Dutch beat group Jenny and the Rascals – led by teenager Jenny Streur – issued just two singles in the mid-1960s but have enjoyed a lasting popularity among fans of Dutch girl pop, thanks largely to their 1966 single You told me a lie.
The group came from The Hague.
Jenny had been encouraged in her musical ambitions by her parents who had been members of a local mouth organ trio known as The Reilly’s. As a child, Jenny even stood in for the third member of the group when he was ill. Perhaps more usefully, she also learned to play the guitar.
Several years later, she sang with her sister Joke as part of the pre-teen duo The Cocktail Sisters and released several records, including Alleen op de wereld in 1960 and De leuke boy a year later.
However, in 1965, at the age of 15, Jenny decided she wanted to form another group, this time with a beat sound, more in keeping with her favourite group of the time, Them. She advertised for lead and bass guitarists and a drummer. Ton van de Neut, Aad Plumiert and, ultimately, Ruddy Fisscher filled the roles respectively, while Jenny sang and played guitar.
Her father became the group’s manager but because of a dispute with local club owner and music impresario Jacques Senf, the band tended to play dates throughout the Netherlands, Belgium and Germany rather than in The Hague. Known as Jenny and the Rascals, they also played support for the Troggs.
Within a year of forming, they had won a recording contract with the Artone label and released their first single, the garage gem You told me a lie, which Jenny had helped to write. (The B-side was Goodbye my love, goodbye my happiness.)
Such was the reputation that the band gained that Jenny was approached by Beatles manager Brian Epstein to become a member of a girl group in Britain, but she turned down his offer.
Instead, the group released a second single, That’s a man’s way, in 1967, with Baby you know you ain't right on the B-side. (Humphrey Versteegh provided the bass on this 45.)

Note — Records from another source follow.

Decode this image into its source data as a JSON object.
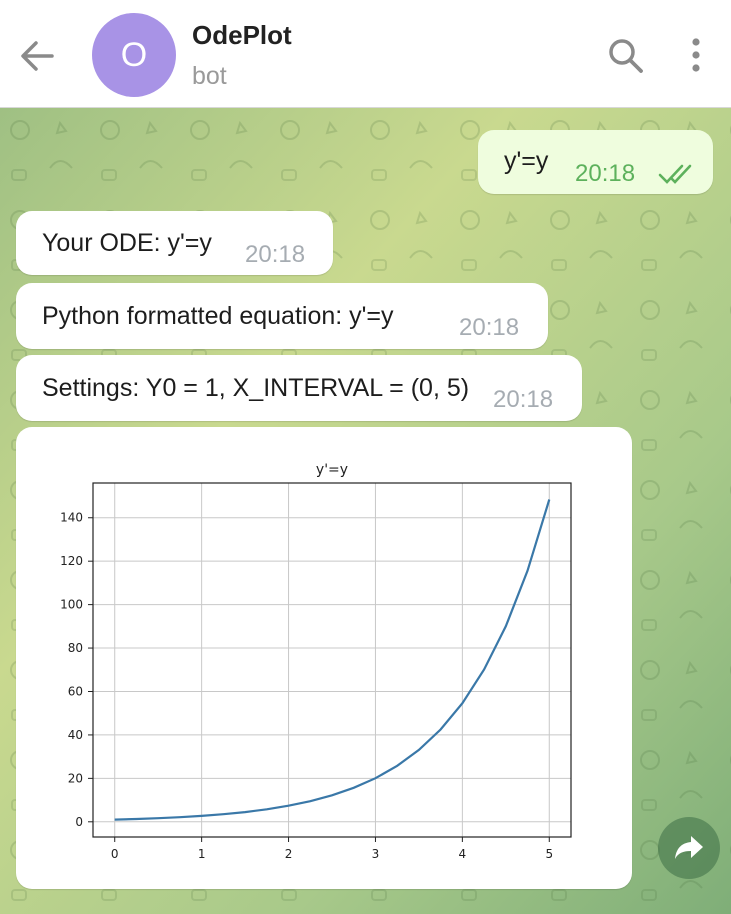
{
  "header": {
    "title": "OdePlot",
    "subtitle": "bot",
    "avatar_letter": "O",
    "avatar_color": "#a893e6"
  },
  "messages": [
    {
      "direction": "out",
      "text": "y'=y",
      "time": "20:18",
      "status": "read"
    },
    {
      "direction": "in",
      "text": "Your ODE: y'=y",
      "time": "20:18"
    },
    {
      "direction": "in",
      "text": "Python formatted equation: y'=y",
      "time": "20:18"
    },
    {
      "direction": "in",
      "text": "Settings: Y0 = 1, X_INTERVAL = (0, 5)",
      "time": "20:18"
    }
  ],
  "colors": {
    "accent_green": "#5db15c",
    "line_color": "#3a78a8",
    "wallpaper_top": "#c8d88e",
    "wallpaper_bottom": "#7fae78"
  },
  "icons": [
    "back-arrow-icon",
    "search-icon",
    "more-vert-icon",
    "double-check-icon",
    "share-icon"
  ],
  "chart_data": {
    "type": "line",
    "title": "y'=y",
    "xlabel": "",
    "ylabel": "",
    "xlim": [
      -0.25,
      5.25
    ],
    "ylim": [
      -7,
      156
    ],
    "xticks": [
      0,
      1,
      2,
      3,
      4,
      5
    ],
    "yticks": [
      0,
      20,
      40,
      60,
      80,
      100,
      120,
      140
    ],
    "grid": true,
    "series": [
      {
        "x": [
          0,
          0.25,
          0.5,
          0.75,
          1,
          1.25,
          1.5,
          1.75,
          2,
          2.25,
          2.5,
          2.75,
          3,
          3.25,
          3.5,
          3.75,
          4,
          4.25,
          4.5,
          4.75,
          5
        ],
        "values": [
          1,
          1.28,
          1.65,
          2.12,
          2.72,
          3.49,
          4.48,
          5.75,
          7.39,
          9.49,
          12.18,
          15.64,
          20.09,
          25.79,
          33.12,
          42.52,
          54.6,
          70.11,
          90.02,
          115.58,
          148.41
        ]
      }
    ]
  }
}
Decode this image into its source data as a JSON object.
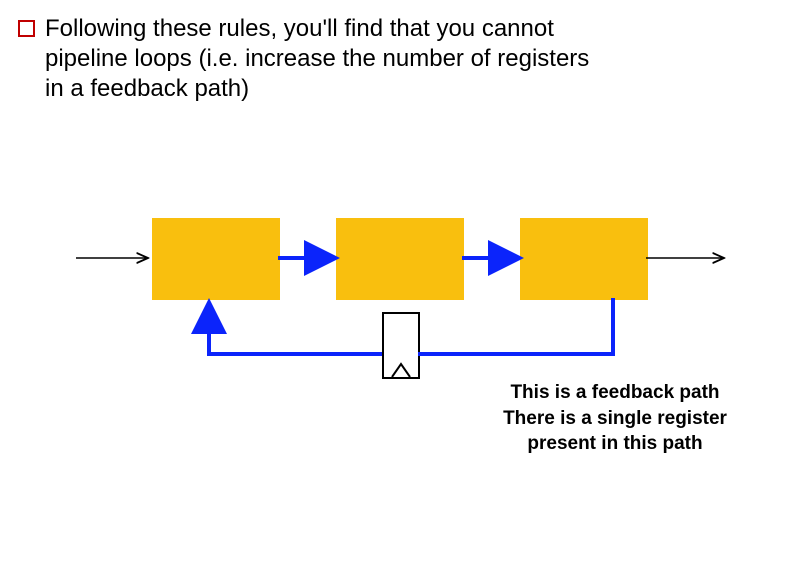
{
  "bullet": {
    "text": "Following these rules, you'll find that you cannot pipeline loops (i.e. increase the number of registers in a feedback path)"
  },
  "annotation": {
    "line1": "This is a feedback path",
    "line2": "There is a single register",
    "line3": "present in this path"
  },
  "colors": {
    "block": "#f9bf0e",
    "wire_blue": "#0b24fb",
    "bullet_border": "#c00000"
  },
  "chart_data": {
    "type": "diagram",
    "description": "Pipeline feedback loop diagram",
    "blocks": [
      {
        "id": "b1",
        "type": "processing-block"
      },
      {
        "id": "b2",
        "type": "processing-block"
      },
      {
        "id": "b3",
        "type": "processing-block"
      }
    ],
    "register": {
      "between": [
        "b3",
        "b1"
      ],
      "count": 1
    },
    "forward_path": [
      "input",
      "b1",
      "b2",
      "b3",
      "output"
    ],
    "feedback_path": [
      "b3",
      "register",
      "b1"
    ]
  }
}
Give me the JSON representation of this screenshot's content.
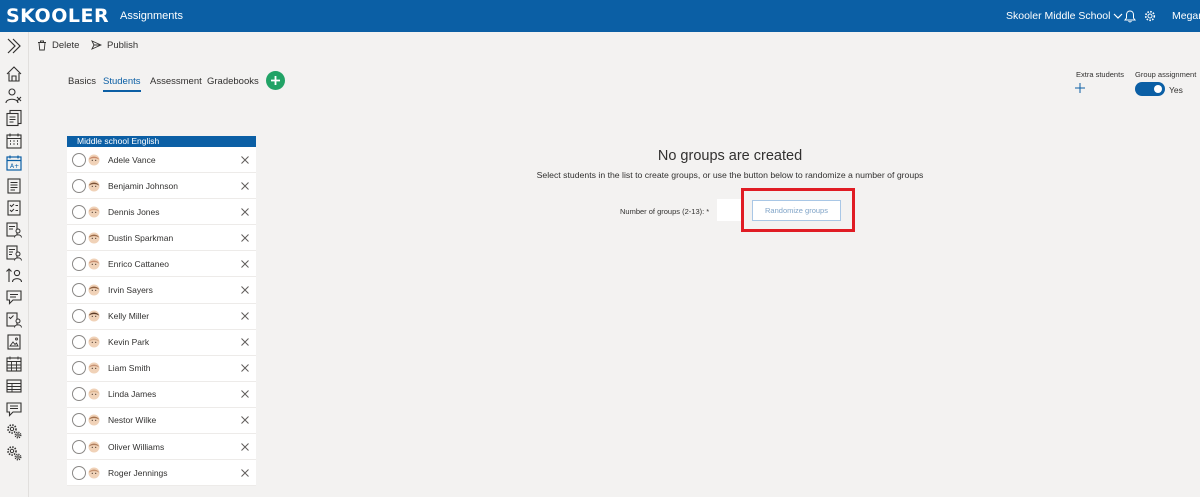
{
  "header": {
    "logo": "SKOOLER",
    "app_title": "Assignments",
    "school": "Skooler Middle School",
    "user": "Megan"
  },
  "rail_icons": [
    "expand-chevrons-icon",
    "home-icon",
    "user-remove-icon",
    "documents-icon",
    "calendar-icon",
    "grade-calendar-icon",
    "notes-icon",
    "checklist-icon",
    "user-document-icon",
    "user-list-icon",
    "user-sort-icon",
    "chat-icon",
    "user-check-icon",
    "image-document-icon",
    "calendar-grid-icon",
    "table-icon",
    "feedback-icon",
    "settings-gears-icon",
    "settings-gears-alt-icon"
  ],
  "commands": {
    "delete": "Delete",
    "publish": "Publish"
  },
  "tabs": [
    {
      "label": "Basics",
      "active": false
    },
    {
      "label": "Students",
      "active": true
    },
    {
      "label": "Assessment",
      "active": false
    },
    {
      "label": "Gradebooks",
      "active": false
    }
  ],
  "right_controls": {
    "extra_students_label": "Extra students",
    "group_assignment_label": "Group assignment",
    "group_assignment_value": "Yes"
  },
  "student_list": {
    "title": "Middle school English",
    "students": [
      {
        "name": "Adele Vance"
      },
      {
        "name": "Benjamin Johnson"
      },
      {
        "name": "Dennis Jones"
      },
      {
        "name": "Dustin Sparkman"
      },
      {
        "name": "Enrico Cattaneo"
      },
      {
        "name": "Irvin Sayers"
      },
      {
        "name": "Kelly Miller"
      },
      {
        "name": "Kevin Park"
      },
      {
        "name": "Liam Smith"
      },
      {
        "name": "Linda James"
      },
      {
        "name": "Nestor Wilke"
      },
      {
        "name": "Oliver Williams"
      },
      {
        "name": "Roger Jennings"
      }
    ]
  },
  "empty_state": {
    "title": "No groups are created",
    "description": "Select students in the list to create groups, or use the button below to randomize a number of groups",
    "groups_label": "Number of groups (2-13): *",
    "groups_value": "",
    "randomize_button": "Randomize groups"
  },
  "colors": {
    "brand": "#0b5fa5",
    "add_button": "#21a366",
    "highlight": "#e01c24"
  }
}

However, in 1968, when one of the group became romantically involved with Jenny’s sister, he decided to stop touring, which led to the group’s demise.
With thanks to Frank Dam and Celestina Merkus for additional information.